TASK TO COMPLETE -> Search the data below, and report every line in which "фотографии" occurs.

[Dataset rows for apps and sites]
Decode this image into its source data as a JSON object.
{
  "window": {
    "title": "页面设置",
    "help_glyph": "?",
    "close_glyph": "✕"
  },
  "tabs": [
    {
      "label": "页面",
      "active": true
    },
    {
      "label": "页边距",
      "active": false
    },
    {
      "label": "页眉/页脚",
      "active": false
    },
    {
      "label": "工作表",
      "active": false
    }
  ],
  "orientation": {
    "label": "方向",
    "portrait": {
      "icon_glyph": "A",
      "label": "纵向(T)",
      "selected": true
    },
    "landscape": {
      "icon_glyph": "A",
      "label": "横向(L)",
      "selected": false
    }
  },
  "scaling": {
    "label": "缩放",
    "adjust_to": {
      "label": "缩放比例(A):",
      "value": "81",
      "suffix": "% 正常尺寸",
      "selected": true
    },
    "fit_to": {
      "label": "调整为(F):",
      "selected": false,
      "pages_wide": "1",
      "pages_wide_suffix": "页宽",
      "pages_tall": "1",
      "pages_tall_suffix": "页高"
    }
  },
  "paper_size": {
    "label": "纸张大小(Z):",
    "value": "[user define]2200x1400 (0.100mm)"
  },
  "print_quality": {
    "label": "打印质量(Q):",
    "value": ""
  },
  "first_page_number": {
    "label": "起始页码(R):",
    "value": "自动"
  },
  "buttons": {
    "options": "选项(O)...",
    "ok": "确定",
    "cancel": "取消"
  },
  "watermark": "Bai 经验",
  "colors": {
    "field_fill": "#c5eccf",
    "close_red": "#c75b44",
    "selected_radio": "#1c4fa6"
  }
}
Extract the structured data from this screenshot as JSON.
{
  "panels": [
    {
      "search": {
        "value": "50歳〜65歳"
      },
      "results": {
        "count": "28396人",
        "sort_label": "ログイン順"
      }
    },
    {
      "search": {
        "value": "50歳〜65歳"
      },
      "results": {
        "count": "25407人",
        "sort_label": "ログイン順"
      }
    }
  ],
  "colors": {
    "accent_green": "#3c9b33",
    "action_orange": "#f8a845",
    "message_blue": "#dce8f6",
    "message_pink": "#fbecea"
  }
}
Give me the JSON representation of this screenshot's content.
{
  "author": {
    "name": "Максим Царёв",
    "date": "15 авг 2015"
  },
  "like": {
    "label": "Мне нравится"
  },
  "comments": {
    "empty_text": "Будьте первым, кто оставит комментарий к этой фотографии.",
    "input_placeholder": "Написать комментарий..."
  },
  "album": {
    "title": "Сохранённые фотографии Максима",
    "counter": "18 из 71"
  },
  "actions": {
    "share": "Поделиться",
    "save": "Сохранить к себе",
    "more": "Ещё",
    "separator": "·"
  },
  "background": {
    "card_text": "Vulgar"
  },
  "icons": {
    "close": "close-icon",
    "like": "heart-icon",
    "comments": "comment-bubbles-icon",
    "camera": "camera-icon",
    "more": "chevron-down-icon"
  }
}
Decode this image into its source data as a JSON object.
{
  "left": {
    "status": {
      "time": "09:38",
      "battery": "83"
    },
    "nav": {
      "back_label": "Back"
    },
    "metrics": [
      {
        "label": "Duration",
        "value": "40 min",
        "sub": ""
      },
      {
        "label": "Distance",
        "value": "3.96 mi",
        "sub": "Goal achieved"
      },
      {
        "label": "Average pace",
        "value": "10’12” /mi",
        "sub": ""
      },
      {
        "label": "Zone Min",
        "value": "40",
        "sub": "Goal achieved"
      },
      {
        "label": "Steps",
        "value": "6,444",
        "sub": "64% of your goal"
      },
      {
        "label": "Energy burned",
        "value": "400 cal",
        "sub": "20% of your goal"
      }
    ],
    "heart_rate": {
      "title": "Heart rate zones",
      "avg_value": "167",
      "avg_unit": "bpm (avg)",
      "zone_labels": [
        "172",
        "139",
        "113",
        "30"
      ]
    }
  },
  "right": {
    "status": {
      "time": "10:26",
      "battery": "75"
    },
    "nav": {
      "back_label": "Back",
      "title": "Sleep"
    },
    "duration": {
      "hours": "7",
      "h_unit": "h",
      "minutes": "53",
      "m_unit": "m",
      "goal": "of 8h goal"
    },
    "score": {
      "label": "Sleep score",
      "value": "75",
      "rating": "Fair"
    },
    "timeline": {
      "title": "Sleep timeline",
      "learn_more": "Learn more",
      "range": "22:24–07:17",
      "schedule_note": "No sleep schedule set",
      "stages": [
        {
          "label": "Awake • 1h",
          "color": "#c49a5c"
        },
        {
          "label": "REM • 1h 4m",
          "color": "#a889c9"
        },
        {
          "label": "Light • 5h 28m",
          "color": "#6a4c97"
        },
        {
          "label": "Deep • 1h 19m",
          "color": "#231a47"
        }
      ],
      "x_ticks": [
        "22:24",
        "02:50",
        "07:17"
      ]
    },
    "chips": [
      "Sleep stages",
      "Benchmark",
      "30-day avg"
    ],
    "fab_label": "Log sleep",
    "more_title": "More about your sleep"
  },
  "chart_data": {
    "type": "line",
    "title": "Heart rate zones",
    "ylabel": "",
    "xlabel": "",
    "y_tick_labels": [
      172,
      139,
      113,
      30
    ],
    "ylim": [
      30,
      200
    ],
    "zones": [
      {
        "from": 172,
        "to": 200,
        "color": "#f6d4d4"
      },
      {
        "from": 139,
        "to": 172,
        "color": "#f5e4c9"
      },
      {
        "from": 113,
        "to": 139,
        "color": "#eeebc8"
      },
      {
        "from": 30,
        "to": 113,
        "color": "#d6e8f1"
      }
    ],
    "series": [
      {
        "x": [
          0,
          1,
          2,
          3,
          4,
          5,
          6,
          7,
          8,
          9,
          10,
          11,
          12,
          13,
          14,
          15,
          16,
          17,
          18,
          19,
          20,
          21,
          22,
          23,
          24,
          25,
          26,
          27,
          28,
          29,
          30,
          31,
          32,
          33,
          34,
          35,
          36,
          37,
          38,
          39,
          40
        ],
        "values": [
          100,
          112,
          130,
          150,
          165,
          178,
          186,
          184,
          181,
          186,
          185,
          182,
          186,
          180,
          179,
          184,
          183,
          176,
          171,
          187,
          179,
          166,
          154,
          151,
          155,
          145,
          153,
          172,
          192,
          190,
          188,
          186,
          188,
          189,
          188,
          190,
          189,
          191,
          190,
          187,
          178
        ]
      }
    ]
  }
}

OUTPUT OF THE TASK ->
    "empty_text": "Будьте первым, кто оставит комментарий к этой фотографии.",
    "title": "Сохранённые фотографии Максима",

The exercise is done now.